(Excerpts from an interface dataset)
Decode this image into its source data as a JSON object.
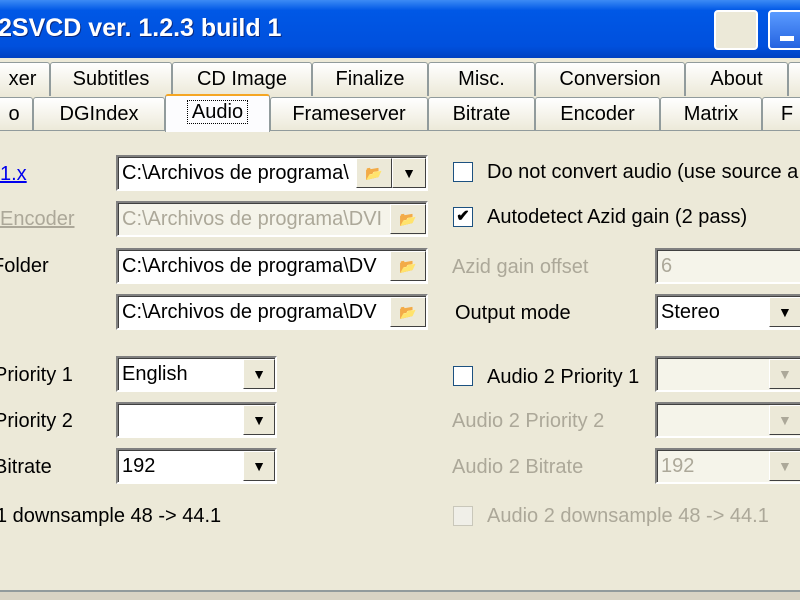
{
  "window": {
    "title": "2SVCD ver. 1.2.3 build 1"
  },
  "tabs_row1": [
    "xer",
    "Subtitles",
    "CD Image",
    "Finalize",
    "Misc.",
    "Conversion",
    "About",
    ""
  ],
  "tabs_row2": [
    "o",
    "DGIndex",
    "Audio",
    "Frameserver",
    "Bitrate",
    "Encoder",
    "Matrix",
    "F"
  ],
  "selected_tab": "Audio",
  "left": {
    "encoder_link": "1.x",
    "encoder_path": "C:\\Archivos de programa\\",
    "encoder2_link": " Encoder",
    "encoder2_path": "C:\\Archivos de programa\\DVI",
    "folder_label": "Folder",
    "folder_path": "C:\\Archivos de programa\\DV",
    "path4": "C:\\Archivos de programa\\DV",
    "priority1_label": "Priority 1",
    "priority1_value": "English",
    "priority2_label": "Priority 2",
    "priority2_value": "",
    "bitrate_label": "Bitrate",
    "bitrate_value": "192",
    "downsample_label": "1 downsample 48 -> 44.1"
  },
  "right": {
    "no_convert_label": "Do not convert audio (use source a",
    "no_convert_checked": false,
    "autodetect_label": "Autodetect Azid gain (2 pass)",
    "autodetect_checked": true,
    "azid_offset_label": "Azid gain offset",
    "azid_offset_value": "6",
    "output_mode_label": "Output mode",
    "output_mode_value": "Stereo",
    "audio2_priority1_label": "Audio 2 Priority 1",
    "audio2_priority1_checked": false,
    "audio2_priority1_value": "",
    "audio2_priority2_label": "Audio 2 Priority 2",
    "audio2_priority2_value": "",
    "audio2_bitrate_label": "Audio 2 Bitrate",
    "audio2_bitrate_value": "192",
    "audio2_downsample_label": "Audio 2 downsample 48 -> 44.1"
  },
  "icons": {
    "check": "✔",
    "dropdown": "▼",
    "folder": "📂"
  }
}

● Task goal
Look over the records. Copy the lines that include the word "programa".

● Expected answer
    "encoder_path": "C:\\Archivos de programa\\",
    "encoder2_path": "C:\\Archivos de programa\\DVI",
    "folder_path": "C:\\Archivos de programa\\DV",
    "path4": "C:\\Archivos de programa\\DV",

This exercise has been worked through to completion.